Wednesday, July 05, 2006

TOP STORY >> School reshuffling

Leader staff writer

A 108-page feasibility study authorized by the state legislature recommends that Jacksonville gets its own school district and schools north of the river that are not going into the Jacksonville School District be part of the North Little Rock School District.

That means Sherwood schools would be transferred from the Pulaski County Special School District to NLRSD.

The yearlong study by William Gordon and Associates of Saluda, N.C., recommends a stand-alone school district in Jacksonville and to include 13 schools in the district. The schools in the new district would be Jacksonville and North Pulaski high schools, Jacksonville and Northwood middle schools, Homer Adkins, Arnold Drive, Bayou Meto, Cato, Dupree, Jackson-ville, Pinewood, Murrell Taylor and Tolleson elementary schools.

“I’m very pleased with the report,” said Jacksonville Mayor Tommy Swaim, “but it doesn’t mean any immediate relief. But I’m optimistic that we will get our own district.”

Former state Representative Pat Bond, who sponsored legislation in 2001 allowing Jacksonville to get its own school district, still has concerns. “In the best case scenario, it’ll still be two or three years before we can even start on our own district. We have to start planning and working towards that, but we need to make sure we don’t forget the kids that we have now. We can’t forget the kids.”

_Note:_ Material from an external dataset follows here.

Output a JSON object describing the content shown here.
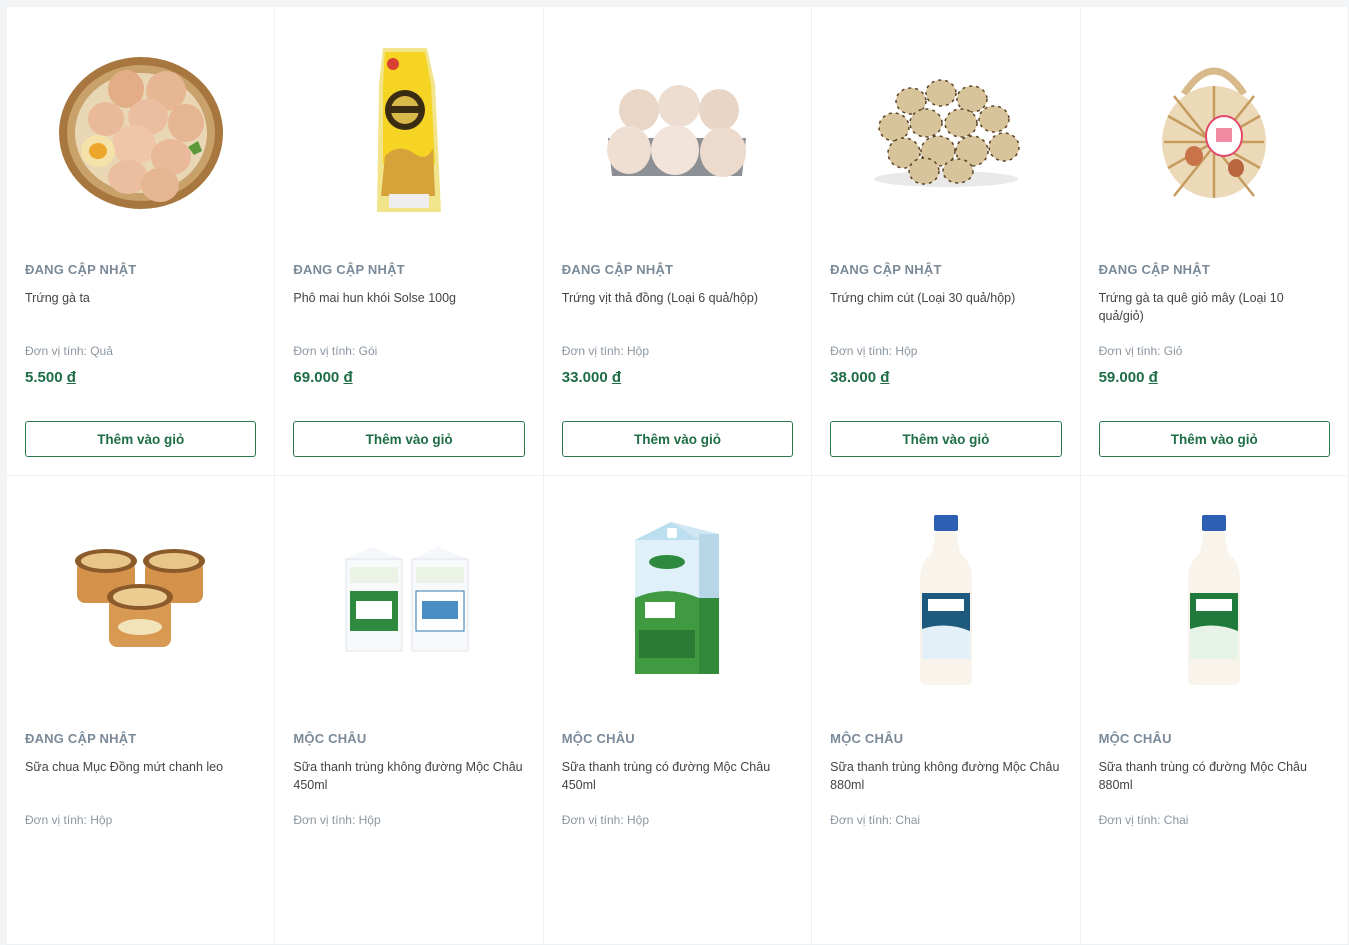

She said a new district would mean a lot of work, it’ll be tough, but we’ll have control over our destiny and that’s something we’ve needed for a long time. I’m hopeful.”

The new district will have its struggles, inheriting five school building recommended for replacement and three under-used buildings that will strain the finances of the infant school district.

In the vision of the consultants, Jacksonville’s school district—which has long been sought by the city—would have about 6,900 students and 13 schools. It’s racial make up would be 55 percent white, 40 percent black and about 5 percent other races.

This would be in line with the current make up of PCSSD that is 53.7 percent white, 41.7 percent black and 5.6 percent other minorities.

However, the new district will inherited buildings that are up to 30 years old, in need of major repair and some currently being underused.

The consultants have given a rating of five—a very poor facility that is in need of major renovation and repair or could be considered for closing or replacement—to Jacksonville High School, Jackson-ville Middle School (both boys and girls campuses), Jacksonville Elementary and Tolleson Elementary.

Specifically, the report says that Jacksonville High School “is a crowded and poorly designed building that should be replaced.”

The Jacksonville Middle School consists of two Category Five buildings. The original facility—the Jacksonville Junior High School—was constructed in 1952, according to the report, and is being used as the boys’ campus. The Jacksonville Middle School building, housing the girls’ campus, was constructed in 1970.

“These facilities need to be replaced,” the report says succinctly.

It goes on to say that Jacksonville Elementary, built in 1963, and Tolleson Elementary built in 1951, “are in very poor condition and could be replaced.”

The study also says that less than half of Jacksonville Middle School and Adkins and Cato Elementary School are being used.
Jacksonville Middle School, the consultants say have a capacity of 1,970 student, but has a current enrollment of 892 students. Adkins has space for 526, but an enrollment of 242 and Cato with capacity for 800 only has 349 students.

Consultants, using their figures and the results from Jacksonville’s 2002 study about the feasibility of having its own school district, say the new district should receive sufficient operational funding through the state’s school aid formula and local property taxes to operate effectively and efficiently. But the study adds that the financial costs of replacing or refurbishing some of the schools transferred from PCSSD would “be a challenge.”

“The willingness of the residents of the Jacksonville School District to pass a bond referendum to improve the facilities will determine the extent to which needed replacements, refurbishings and improvements can be made.

The new district would have almost 500 teachers based on current needs. Ranging from 67 at North Pulaski to 19 at Tolleson. If current administrator levels are maintained the district will need 26 principals or assistant principals.

A central office would have to be created for the new district, and the study says 20 to 27 administrators or coordinators would be needed at this level.

The study also suggested adding 13 PCSSD schools to NLRSD. Those would include Sylvan Hills and Oak Grove high schools, Sylvan Hills and Maumelle middle schools, Clinton, Crystal Hills, Harris, Oak Grove, Oakbrook, Pine Forest, Scott, Sherwood and Sylvan Hills elementary schools.

But before any new district can be formed or any current district modified, all three county districts—PCSSD, NLRSD and the Little Rock School District—have to reach unitary status which means that the districts will no longer be under federal court supervision because of their former segregationist practices.

According to the yearlong study performed by William Gordon Associates of Saluda, N.C., an unitary school system is “one that has complied in good-faith with its desegregation decree since it was entered and has eliminated the vestiges of past discrimination to the extent practicable.”